• What is being asked
Return every line from the records below that has the word "JPEG".

(Data records for software interfaces)
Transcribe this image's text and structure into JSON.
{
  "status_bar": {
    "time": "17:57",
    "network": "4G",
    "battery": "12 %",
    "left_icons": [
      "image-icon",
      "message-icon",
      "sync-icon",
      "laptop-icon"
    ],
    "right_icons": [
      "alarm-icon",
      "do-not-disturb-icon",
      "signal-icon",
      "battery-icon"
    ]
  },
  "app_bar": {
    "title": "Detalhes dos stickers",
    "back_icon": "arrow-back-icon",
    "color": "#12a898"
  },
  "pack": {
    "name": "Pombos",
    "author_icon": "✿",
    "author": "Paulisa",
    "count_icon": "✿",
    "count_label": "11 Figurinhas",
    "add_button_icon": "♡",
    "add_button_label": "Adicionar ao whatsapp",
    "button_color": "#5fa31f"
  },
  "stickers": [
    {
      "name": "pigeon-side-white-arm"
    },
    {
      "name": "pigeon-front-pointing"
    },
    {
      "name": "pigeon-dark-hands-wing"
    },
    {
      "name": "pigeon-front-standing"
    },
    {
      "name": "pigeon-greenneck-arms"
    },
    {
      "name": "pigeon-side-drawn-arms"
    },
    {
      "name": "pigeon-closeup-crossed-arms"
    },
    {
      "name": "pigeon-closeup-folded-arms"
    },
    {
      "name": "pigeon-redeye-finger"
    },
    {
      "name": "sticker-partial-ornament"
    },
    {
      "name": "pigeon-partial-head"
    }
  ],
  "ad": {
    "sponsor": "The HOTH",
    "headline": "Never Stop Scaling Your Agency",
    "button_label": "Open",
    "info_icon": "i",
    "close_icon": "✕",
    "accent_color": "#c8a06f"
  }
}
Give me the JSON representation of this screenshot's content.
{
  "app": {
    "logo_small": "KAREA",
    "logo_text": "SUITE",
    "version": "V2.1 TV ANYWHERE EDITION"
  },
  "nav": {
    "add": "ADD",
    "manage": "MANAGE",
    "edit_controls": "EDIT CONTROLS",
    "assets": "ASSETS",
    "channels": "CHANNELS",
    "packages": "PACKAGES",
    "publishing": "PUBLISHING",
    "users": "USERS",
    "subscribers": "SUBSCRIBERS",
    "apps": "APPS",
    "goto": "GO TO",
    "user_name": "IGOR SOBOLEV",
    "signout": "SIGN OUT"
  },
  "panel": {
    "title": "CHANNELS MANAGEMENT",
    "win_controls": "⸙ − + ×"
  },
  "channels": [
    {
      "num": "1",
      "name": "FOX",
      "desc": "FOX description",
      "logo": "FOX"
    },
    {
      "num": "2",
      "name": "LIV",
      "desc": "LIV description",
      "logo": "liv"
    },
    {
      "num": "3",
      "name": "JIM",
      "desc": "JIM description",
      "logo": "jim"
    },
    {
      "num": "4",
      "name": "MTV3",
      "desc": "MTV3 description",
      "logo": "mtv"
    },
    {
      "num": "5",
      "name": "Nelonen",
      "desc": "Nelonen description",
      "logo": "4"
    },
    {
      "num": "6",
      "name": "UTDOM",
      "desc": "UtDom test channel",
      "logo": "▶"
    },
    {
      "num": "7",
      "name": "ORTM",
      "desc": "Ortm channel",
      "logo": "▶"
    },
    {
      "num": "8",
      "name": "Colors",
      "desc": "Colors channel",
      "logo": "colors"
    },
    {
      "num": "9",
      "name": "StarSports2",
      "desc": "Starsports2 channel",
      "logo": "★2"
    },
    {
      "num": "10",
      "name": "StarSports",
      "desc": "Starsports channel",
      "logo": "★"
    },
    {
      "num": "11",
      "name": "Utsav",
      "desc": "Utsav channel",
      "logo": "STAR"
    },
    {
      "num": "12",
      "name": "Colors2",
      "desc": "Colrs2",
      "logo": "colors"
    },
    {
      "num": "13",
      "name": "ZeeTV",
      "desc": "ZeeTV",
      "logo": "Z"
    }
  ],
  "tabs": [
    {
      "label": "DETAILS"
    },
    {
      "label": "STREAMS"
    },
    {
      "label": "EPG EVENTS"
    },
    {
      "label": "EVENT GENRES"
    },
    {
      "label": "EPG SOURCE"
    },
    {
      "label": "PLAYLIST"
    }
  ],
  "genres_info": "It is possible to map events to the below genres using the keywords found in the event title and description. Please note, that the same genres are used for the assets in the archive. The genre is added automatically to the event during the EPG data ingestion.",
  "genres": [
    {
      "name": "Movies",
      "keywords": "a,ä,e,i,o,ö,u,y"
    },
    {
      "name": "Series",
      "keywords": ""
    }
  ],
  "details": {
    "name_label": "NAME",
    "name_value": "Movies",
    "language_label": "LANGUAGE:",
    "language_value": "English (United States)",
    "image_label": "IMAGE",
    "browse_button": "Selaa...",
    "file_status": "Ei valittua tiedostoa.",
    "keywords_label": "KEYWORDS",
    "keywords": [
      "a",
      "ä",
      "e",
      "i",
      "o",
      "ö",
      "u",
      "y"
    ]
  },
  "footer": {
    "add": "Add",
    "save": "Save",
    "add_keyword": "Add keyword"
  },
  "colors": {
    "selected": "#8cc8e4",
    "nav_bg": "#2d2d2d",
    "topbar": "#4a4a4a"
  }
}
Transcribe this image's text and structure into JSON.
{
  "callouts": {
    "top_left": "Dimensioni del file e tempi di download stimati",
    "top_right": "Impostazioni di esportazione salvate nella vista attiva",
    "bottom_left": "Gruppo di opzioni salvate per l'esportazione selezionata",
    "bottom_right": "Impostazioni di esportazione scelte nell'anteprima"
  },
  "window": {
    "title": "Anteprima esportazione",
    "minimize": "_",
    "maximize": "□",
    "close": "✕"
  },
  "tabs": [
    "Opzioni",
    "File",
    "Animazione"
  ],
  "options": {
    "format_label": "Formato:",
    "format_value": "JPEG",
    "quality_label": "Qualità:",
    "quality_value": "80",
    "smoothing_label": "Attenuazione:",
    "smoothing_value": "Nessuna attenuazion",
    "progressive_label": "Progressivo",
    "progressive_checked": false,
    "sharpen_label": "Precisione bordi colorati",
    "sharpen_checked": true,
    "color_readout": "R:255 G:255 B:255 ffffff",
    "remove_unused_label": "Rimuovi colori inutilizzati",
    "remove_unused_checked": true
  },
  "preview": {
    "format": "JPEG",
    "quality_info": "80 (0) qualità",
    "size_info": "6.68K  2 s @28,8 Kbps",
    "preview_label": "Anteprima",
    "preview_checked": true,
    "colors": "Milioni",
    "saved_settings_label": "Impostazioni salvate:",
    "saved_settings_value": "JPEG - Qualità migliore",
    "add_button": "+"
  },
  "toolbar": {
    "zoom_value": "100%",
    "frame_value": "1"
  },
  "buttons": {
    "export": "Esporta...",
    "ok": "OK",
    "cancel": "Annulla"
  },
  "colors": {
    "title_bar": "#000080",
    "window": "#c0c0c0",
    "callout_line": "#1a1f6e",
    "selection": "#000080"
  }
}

• Output of the exercise
    "format_value": "JPEG",
    "format": "JPEG",
    "saved_settings_value": "JPEG - Qualità migliore",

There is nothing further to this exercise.